[Items from an interface collection]
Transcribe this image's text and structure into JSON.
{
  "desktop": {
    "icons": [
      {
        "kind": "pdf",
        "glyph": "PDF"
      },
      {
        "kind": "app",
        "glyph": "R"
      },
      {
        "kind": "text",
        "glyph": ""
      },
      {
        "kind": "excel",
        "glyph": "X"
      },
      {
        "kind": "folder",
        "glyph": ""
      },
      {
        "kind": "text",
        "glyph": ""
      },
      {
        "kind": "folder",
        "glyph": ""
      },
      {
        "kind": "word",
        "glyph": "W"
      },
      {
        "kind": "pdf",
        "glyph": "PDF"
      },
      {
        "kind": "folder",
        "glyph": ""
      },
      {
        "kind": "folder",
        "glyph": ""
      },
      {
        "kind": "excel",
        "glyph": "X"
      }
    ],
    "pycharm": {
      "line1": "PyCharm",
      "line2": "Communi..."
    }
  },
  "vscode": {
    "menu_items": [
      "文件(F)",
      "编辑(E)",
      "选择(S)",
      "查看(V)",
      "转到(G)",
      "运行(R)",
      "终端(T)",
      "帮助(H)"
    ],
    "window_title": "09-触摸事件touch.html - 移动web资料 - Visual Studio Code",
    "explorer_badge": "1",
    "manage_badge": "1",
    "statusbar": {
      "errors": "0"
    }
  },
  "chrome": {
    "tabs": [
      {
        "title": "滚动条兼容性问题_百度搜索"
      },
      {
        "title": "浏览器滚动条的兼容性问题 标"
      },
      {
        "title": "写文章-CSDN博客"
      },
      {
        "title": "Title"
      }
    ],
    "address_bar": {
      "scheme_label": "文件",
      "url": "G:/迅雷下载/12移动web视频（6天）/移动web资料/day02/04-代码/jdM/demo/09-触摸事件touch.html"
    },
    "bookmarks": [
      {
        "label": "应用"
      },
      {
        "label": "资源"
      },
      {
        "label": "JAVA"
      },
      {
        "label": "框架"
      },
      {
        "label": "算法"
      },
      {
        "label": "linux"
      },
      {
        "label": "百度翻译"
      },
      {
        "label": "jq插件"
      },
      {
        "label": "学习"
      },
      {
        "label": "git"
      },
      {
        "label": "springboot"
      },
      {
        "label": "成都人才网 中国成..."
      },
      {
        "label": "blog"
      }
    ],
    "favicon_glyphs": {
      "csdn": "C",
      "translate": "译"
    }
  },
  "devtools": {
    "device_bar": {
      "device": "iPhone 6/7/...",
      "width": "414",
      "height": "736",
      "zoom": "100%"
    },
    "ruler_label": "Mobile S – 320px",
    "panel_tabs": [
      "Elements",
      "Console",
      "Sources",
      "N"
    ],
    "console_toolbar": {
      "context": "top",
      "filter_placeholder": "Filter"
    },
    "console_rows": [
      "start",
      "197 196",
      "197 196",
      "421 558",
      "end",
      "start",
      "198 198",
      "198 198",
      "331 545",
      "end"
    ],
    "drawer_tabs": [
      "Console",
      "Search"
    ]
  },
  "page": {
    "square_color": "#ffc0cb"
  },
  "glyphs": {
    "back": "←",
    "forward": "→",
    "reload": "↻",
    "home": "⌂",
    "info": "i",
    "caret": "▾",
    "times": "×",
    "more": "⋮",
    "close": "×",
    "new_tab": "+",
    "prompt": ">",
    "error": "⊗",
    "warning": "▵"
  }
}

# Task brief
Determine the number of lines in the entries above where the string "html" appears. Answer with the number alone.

# Response area
2